Dying to listen to some punk rock? Of course you are! Like it local? With bands like Bust!, you’d be a fool not to.
Bust!, the guitar and drums duo from Woodstock, just released Suck Kuts on Cassette Deck Records.
Bust!, who recently released a split with Elgin band Heart Shaped Hate (who are formerly from DeKalb), does not disappoint with their second full-length album. It is faster, yet cleaner technically than their first– a trend that marks a good punk band.
Because Bust! tightened things up a little, the uncomplicated combination of guitar, drums and a little bass balances wonderfully on this album. The vocals sound nice as well– at least, they sound as nice as they can. Bust’s vocals are notoriously harsh, but they’re harsh in the energetic, driving way that punk vocals should be.

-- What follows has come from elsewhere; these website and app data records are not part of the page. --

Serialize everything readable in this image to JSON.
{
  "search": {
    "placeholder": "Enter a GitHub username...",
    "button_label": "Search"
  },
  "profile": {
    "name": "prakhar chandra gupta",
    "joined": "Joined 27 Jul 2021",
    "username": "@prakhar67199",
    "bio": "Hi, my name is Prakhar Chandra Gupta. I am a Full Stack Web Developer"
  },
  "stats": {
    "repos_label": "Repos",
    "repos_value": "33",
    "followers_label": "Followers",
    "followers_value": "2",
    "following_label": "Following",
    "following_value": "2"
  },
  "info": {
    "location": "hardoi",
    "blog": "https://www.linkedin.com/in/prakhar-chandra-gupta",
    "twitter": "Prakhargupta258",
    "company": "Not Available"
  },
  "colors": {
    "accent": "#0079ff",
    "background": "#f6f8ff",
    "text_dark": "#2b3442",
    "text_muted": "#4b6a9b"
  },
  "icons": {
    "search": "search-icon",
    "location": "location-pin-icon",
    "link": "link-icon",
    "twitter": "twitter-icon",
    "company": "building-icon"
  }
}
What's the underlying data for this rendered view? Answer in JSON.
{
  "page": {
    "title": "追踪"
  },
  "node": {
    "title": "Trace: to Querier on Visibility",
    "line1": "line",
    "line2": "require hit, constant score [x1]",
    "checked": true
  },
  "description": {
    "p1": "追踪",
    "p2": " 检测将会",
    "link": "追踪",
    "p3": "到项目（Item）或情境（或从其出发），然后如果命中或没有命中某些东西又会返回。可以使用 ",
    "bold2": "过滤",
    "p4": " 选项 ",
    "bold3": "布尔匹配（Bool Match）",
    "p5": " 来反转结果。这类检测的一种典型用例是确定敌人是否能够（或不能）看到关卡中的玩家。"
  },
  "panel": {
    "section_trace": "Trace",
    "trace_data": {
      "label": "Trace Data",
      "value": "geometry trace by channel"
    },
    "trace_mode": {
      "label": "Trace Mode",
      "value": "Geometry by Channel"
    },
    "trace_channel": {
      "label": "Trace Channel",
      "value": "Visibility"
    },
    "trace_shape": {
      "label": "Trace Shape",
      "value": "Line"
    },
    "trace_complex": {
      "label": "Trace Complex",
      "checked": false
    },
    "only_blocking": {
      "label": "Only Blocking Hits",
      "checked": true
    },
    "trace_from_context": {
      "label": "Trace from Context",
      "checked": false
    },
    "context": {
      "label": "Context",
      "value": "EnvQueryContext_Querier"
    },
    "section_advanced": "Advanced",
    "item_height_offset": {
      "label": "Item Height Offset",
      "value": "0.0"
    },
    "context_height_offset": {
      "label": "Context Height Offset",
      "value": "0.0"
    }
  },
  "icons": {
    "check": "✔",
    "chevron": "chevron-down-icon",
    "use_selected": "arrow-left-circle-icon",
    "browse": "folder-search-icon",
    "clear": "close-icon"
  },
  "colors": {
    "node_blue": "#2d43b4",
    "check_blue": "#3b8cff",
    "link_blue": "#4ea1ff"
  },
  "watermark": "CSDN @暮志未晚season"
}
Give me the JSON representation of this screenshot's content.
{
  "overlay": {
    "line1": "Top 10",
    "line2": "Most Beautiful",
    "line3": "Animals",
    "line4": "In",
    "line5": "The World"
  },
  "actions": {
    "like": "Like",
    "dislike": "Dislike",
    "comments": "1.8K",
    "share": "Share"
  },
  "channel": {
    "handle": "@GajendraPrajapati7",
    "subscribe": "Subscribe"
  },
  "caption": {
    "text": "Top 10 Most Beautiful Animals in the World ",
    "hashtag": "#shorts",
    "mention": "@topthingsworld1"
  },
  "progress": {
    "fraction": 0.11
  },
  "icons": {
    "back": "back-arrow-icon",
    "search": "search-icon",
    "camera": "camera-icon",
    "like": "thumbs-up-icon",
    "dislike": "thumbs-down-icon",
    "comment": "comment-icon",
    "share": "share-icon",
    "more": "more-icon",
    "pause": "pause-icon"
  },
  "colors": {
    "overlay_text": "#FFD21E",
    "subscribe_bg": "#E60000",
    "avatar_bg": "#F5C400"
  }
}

However, with harshness comes unintelligibility. The lyrics are mostly indecipherable, besides a “whoa” (or was that a “no?”) and a “hey” (or did he say, “hate?”) here and there. But, honestly, who cares? If you want to listen punk for some catchy, melodic lyrics, you can always throw on some late-era Green Day instead.
Although Suck Kuts doesn’t fully pick up until the second half, the last five tracks are riddled with greatness. Bust! never disappoints when naming their songs, and my favorite titles off this album also happen to be two of my favorite tracks. “That Don’t Impressuh Me Much” wins the award for Best Song Title (if you’ve ever suffered Shania Twain, you’ll understand), and it’s also nicely put together. “That Don’t Impressuh Me Much” the most technically complex track, which makes it an interesting (and dare I say, impressive) listen.
My second favorite song title, “Sascrotch,” is the longest track on the album at just over two and a half minutes, and it makes for a great finale to the album.
As entertaining as these song titles are, my favorite track on Suck Kuts is a toss-up between “Unsmooth Moments” (yet another fantastic title, and one that sums up my life in two words) and “Push Ups.”
“Unsmooth Moments” starts off with some brisk, punchy snare drum action, flows nicely from beginning to end, and even happens to contain some semi-coherent lyrics (watch out Green Day, if Bust! decides to start dressing like morons and sucking, you might be out of a job). “Push Ups” is the track that best sums up the album’s sound as a whole: fast, it has well-balanced parts, powerful vocals, and the ability to get you just riled up enough to want to dance around and shout a lot, but not enough to punch your best friend in the mouth.
I’d love to hear Suck Kuts live, it would certainly make for an awesome show. I’d give this album a 4 out of 5, and I’d give you a dirty look if you don’t give it a listen.